### PROBLEM STATEMENT
Look through the listing below and report the lines that have the word "number" in them.

BEGIN PROVIDED ENTRIES

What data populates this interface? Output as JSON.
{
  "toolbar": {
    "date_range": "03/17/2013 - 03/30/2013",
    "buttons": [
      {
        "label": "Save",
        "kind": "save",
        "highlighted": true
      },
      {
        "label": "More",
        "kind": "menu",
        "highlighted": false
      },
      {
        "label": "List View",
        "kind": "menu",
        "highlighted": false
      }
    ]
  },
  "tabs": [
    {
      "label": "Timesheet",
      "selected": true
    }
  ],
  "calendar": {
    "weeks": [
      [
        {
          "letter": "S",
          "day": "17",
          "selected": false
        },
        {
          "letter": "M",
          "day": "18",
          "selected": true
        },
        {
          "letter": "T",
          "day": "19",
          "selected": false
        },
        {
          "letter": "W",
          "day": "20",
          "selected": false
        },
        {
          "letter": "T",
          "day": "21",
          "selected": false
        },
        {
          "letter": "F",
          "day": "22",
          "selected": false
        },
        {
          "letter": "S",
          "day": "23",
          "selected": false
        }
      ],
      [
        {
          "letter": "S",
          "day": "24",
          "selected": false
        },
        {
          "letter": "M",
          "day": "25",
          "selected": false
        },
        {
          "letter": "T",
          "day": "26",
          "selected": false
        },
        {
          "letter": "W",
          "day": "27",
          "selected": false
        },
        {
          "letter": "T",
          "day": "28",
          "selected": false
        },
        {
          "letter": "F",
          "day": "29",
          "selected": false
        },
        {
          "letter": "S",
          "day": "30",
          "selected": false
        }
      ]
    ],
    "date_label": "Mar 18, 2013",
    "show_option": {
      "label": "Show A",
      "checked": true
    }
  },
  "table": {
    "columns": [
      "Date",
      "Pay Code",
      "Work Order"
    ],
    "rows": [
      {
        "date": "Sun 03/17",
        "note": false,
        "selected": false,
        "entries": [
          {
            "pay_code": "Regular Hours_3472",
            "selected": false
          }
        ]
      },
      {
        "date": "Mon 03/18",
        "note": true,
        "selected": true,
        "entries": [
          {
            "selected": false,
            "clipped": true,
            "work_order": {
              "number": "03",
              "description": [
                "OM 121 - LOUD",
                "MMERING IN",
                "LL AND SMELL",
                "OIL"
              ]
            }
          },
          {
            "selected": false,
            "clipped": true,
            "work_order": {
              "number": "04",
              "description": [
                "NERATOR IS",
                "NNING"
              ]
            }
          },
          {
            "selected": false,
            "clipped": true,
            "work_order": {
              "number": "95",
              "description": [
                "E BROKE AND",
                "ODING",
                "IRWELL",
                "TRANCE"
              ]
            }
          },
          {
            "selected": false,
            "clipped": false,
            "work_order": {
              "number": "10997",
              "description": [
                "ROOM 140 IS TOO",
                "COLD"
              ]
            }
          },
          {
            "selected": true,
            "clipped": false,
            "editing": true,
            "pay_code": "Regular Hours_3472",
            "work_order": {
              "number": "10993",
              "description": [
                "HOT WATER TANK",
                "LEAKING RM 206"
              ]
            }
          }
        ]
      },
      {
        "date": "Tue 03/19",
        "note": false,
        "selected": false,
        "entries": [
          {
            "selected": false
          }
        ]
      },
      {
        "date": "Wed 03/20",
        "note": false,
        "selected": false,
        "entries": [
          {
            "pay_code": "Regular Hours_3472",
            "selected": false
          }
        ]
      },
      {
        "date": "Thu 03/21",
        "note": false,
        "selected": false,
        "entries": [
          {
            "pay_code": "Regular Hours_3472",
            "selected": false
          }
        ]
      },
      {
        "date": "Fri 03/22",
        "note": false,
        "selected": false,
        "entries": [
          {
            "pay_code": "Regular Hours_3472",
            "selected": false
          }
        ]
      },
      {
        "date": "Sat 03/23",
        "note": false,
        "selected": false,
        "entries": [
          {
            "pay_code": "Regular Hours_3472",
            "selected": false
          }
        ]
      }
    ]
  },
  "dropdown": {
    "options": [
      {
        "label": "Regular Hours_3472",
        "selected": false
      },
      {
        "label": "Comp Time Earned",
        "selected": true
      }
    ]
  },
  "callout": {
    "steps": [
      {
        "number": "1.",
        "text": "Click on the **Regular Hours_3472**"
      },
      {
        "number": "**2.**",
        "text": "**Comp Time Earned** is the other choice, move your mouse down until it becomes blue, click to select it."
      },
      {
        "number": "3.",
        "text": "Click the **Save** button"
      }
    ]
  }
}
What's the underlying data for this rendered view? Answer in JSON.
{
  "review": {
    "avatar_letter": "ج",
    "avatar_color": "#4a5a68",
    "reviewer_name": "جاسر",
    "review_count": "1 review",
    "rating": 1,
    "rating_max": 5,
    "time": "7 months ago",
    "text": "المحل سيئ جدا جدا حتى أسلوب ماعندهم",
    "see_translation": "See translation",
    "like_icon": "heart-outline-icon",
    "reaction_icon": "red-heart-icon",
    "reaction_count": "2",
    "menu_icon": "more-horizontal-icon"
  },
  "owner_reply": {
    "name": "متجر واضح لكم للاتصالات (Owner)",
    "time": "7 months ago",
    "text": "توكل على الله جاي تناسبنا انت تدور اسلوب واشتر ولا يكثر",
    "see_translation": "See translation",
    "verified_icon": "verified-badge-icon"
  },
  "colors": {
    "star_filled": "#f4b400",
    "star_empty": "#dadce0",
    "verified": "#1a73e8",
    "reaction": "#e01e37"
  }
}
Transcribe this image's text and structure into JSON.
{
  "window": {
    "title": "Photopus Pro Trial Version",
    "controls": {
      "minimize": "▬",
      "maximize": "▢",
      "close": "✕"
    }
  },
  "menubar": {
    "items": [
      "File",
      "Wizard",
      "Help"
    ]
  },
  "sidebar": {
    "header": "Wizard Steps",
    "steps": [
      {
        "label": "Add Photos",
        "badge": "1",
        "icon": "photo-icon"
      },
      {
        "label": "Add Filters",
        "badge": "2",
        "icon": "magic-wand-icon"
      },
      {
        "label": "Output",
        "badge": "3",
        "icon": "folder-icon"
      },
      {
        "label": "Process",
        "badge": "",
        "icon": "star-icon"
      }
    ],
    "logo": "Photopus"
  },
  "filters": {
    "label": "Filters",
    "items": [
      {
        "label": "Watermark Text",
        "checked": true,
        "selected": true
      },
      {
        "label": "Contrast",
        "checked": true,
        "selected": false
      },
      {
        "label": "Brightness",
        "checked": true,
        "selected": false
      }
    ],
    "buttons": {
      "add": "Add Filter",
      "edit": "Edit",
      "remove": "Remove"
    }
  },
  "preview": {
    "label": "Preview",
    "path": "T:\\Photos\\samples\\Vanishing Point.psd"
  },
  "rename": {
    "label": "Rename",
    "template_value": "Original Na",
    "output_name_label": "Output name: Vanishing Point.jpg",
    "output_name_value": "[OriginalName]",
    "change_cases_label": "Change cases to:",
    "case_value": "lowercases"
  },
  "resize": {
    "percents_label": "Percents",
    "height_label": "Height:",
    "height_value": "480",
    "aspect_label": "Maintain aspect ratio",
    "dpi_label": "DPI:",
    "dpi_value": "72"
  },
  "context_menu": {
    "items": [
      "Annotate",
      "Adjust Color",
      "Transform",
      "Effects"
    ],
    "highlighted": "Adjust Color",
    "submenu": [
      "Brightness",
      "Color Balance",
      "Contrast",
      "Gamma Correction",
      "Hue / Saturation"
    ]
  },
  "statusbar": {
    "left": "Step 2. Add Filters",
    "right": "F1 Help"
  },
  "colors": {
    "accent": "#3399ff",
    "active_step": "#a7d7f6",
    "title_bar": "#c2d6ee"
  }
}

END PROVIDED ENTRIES

### WRITTEN SOLUTION
              "number": "03",
              "number": "04",
              "number": "95",
              "number": "10997",
              "number": "10993",
        "number": "1.",
        "number": "**2.**",
        "number": "3.",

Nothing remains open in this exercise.